An ambitious effort to increase homeownership in California has fallen victim to the slump in mortgage originations.
The American Dream Coalition, organized earlier this year to encourage lending in a weak California economy, was dissolved this week.
The coalition had support from some of the nation's largest home lenders as well as Fannie Mae and Freddie Mac, title insurance, and California trade associations.
"On balance, I think the program was more successful than we thought it would be," said Steven A. Tragash, executive director of the American Dream Coalition.
But the coalition was encumbered by limited funds.
Mr. Tragash said the $2 million raised from members was not nearly enough to create the exposure the coalition needed. He stud the Los Angeles and San Francisco advertising markets, in particular, were too expensive for their budgets.

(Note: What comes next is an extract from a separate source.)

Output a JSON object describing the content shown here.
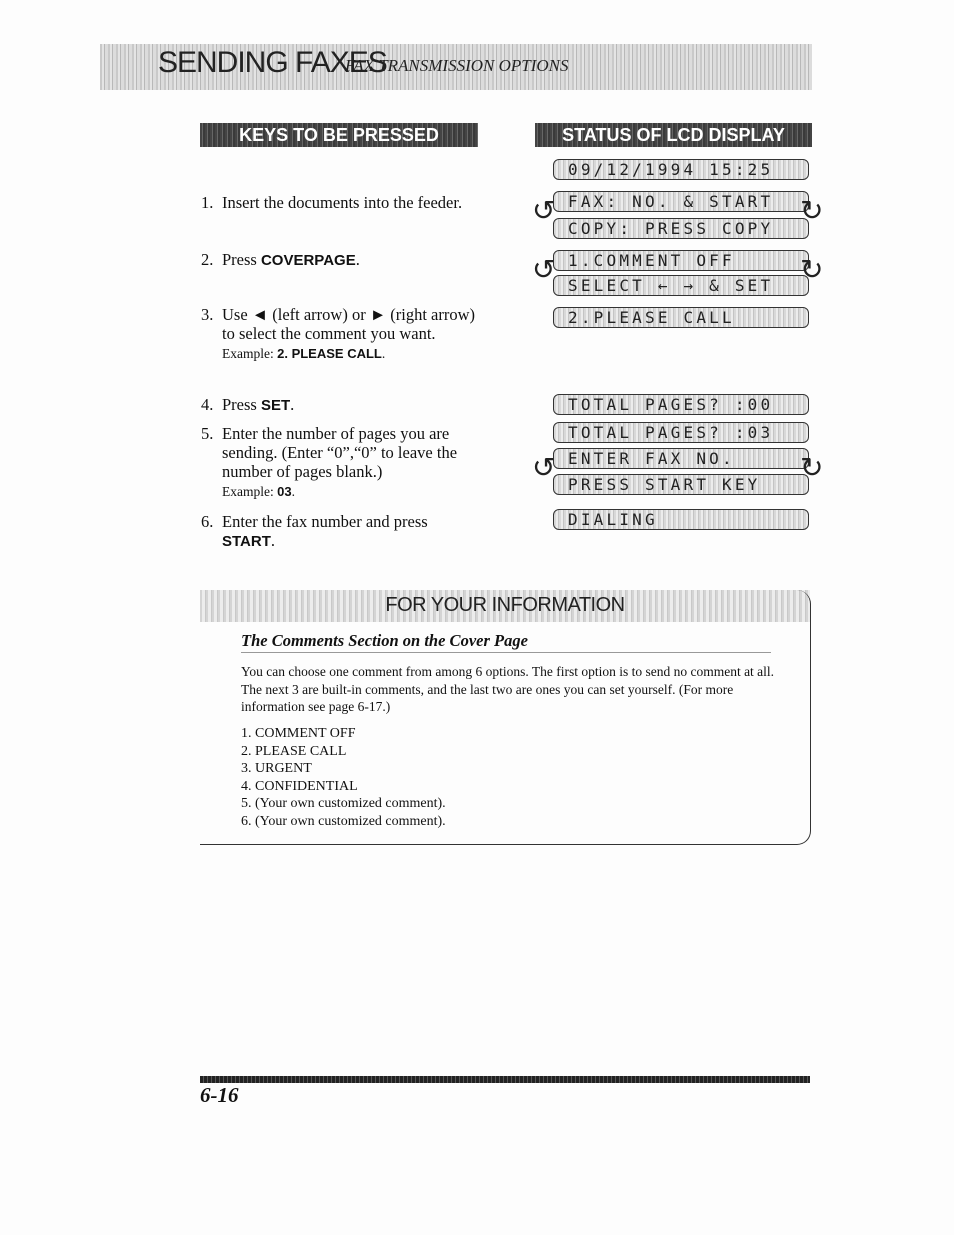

The coalition has no plans of continuing or resurfacing next year. Keeping the support of lenders in today's much-different lending environment would be too difficult," Mr. Tragash said. Many lenders are also participating in similar agency-sponsored programs aimed at first-time homebuyers.
The coalition was formed in late January to "educate prospective homebuyers, increase home sales, and ultimately jump-start the California economy in a sustained recovery," according to a press release at the time.
Mr. Tragash said the coalition met two of those goals. About the third goal, "I can't say we jump-started the [California] housing market, but we were certainly a constructive force," he said.
According to the coalition, 8,000 potential homebuyers attended 300 free seminars on the home-purchasing process.
Although some seminars played to audiences of 300, most hail only 50 or so attendees. Mr. Tragash said the coalition purposely held small classes on lending for the best results.
Of those who attended the programs, 17% bought a home.
The coalition .also fielded a toll-free consumer hot line that heard from 18,000 callers, 65% of whom were home renters.
Now "other people have to pick up where the coalition left off," he said.